--- Source data Enclosed Below ---

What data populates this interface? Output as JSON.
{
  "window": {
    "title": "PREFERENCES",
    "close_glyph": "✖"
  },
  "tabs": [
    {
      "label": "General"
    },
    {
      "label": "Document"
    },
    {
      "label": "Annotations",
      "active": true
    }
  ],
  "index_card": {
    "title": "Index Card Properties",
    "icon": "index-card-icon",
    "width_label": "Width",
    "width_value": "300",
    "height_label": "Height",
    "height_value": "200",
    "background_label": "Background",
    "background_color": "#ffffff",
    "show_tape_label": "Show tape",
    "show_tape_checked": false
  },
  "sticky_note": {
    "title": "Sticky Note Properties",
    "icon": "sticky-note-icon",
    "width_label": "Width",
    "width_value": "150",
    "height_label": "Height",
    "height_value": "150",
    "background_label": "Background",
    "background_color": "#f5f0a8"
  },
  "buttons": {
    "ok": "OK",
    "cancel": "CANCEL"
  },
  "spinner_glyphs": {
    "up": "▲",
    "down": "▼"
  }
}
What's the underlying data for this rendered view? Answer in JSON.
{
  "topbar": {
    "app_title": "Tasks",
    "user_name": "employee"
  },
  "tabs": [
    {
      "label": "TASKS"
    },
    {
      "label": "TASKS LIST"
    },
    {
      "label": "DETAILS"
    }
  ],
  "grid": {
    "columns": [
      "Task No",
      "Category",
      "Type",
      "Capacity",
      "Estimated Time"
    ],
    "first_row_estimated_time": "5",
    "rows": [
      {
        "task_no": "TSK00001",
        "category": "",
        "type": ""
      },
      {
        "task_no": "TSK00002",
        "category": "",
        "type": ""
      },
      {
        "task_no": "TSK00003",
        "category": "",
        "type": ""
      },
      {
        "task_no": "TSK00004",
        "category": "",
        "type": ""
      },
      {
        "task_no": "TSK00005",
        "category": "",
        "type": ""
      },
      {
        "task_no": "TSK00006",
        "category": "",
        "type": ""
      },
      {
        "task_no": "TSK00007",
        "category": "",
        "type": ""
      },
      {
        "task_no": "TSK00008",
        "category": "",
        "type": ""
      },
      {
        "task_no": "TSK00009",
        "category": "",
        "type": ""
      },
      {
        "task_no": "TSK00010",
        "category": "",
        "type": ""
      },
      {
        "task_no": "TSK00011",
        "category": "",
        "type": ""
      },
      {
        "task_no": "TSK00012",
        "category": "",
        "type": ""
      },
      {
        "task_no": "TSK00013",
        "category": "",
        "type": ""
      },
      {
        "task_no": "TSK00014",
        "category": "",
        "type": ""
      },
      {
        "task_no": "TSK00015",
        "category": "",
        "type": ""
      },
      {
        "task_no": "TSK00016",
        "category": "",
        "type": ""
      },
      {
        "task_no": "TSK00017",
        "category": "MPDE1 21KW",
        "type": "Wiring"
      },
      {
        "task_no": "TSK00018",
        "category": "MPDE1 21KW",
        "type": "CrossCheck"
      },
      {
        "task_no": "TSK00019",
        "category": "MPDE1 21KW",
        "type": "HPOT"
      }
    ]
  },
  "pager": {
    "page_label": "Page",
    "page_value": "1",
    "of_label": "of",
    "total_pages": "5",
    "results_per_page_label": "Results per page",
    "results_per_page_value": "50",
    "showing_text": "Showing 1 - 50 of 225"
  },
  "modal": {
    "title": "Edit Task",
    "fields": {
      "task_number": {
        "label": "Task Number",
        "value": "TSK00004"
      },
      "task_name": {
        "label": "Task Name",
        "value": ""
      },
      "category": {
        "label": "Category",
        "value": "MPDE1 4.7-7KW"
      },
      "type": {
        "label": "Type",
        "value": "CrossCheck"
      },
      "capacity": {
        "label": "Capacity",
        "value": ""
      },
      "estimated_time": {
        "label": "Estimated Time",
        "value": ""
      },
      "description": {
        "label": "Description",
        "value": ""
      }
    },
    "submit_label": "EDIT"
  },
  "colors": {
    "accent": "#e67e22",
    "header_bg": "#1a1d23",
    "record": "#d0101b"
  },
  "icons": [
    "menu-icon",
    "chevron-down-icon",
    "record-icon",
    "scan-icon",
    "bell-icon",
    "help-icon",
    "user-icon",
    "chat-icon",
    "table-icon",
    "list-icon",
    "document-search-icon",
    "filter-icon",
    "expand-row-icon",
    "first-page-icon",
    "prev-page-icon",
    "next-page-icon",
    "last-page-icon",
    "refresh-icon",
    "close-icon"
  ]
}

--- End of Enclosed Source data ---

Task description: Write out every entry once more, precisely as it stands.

Output for this exercise:
What data populates this interface? Output as JSON.
{
  "window": {
    "title": "PREFERENCES",
    "close_glyph": "✖"
  },
  "tabs": [
    {
      "label": "General"
    },
    {
      "label": "Document"
    },
    {
      "label": "Annotations",
      "active": true
    }
  ],
  "index_card": {
    "title": "Index Card Properties",
    "icon": "index-card-icon",
    "width_label": "Width",
    "width_value": "300",
    "height_label": "Height",
    "height_value": "200",
    "background_label": "Background",
    "background_color": "#ffffff",
    "show_tape_label": "Show tape",
    "show_tape_checked": false
  },
  "sticky_note": {
    "title": "Sticky Note Properties",
    "icon": "sticky-note-icon",
    "width_label": "Width",
    "width_value": "150",
    "height_label": "Height",
    "height_value": "150",
    "background_label": "Background",
    "background_color": "#f5f0a8"
  },
  "buttons": {
    "ok": "OK",
    "cancel": "CANCEL"
  },
  "spinner_glyphs": {
    "up": "▲",
    "down": "▼"
  }
}
What's the underlying data for this rendered view? Answer in JSON.
{
  "topbar": {
    "app_title": "Tasks",
    "user_name": "employee"
  },
  "tabs": [
    {
      "label": "TASKS"
    },
    {
      "label": "TASKS LIST"
    },
    {
      "label": "DETAILS"
    }
  ],
  "grid": {
    "columns": [
      "Task No",
      "Category",
      "Type",
      "Capacity",
      "Estimated Time"
    ],
    "first_row_estimated_time": "5",
    "rows": [
      {
        "task_no": "TSK00001",
        "category": "",
        "type": ""
      },
      {
        "task_no": "TSK00002",
        "category": "",
        "type": ""
      },
      {
        "task_no": "TSK00003",
        "category": "",
        "type": ""
      },
      {
        "task_no": "TSK00004",
        "category": "",
        "type": ""
      },
      {
        "task_no": "TSK00005",
        "category": "",
        "type": ""
      },
      {
        "task_no": "TSK00006",
        "category": "",
        "type": ""
      },
      {
        "task_no": "TSK00007",
        "category": "",
        "type": ""
      },
      {
        "task_no": "TSK00008",
        "category": "",
        "type": ""
      },
      {
        "task_no": "TSK00009",
        "category": "",
        "type": ""
      },
      {
        "task_no": "TSK00010",
        "category": "",
        "type": ""
      },
      {
        "task_no": "TSK00011",
        "category": "",
        "type": ""
      },
      {
        "task_no": "TSK00012",
        "category": "",
        "type": ""
      },
      {
        "task_no": "TSK00013",
        "category": "",
        "type": ""
      },
      {
        "task_no": "TSK00014",
        "category": "",
        "type": ""
      },
      {
        "task_no": "TSK00015",
        "category": "",
        "type": ""
      },
      {
        "task_no": "TSK00016",
        "category": "",
        "type": ""
      },
      {
        "task_no": "TSK00017",
        "category": "MPDE1 21KW",
        "type": "Wiring"
      },
      {
        "task_no": "TSK00018",
        "category": "MPDE1 21KW",
        "type": "CrossCheck"
      },
      {
        "task_no": "TSK00019",
        "category": "MPDE1 21KW",
        "type": "HPOT"
      }
    ]
  },
  "pager": {
    "page_label": "Page",
    "page_value": "1",
    "of_label": "of",
    "total_pages": "5",
    "results_per_page_label": "Results per page",
    "results_per_page_value": "50",
    "showing_text": "Showing 1 - 50 of 225"
  },
  "modal": {
    "title": "Edit Task",
    "fields": {
      "task_number": {
        "label": "Task Number",
        "value": "TSK00004"
      },
      "task_name": {
        "label": "Task Name",
        "value": ""
      },
      "category": {
        "label": "Category",
        "value": "MPDE1 4.7-7KW"
      },
      "type": {
        "label": "Type",
        "value": "CrossCheck"
      },
      "capacity": {
        "label": "Capacity",
        "value": ""
      },
      "estimated_time": {
        "label": "Estimated Time",
        "value": ""
      },
      "description": {
        "label": "Description",
        "value": ""
      }
    },
    "submit_label": "EDIT"
  },
  "colors": {
    "accent": "#e67e22",
    "header_bg": "#1a1d23",
    "record": "#d0101b"
  },
  "icons": [
    "menu-icon",
    "chevron-down-icon",
    "record-icon",
    "scan-icon",
    "bell-icon",
    "help-icon",
    "user-icon",
    "chat-icon",
    "table-icon",
    "list-icon",
    "document-search-icon",
    "filter-icon",
    "expand-row-icon",
    "first-page-icon",
    "prev-page-icon",
    "next-page-icon",
    "last-page-icon",
    "refresh-icon",
    "close-icon"
  ]
}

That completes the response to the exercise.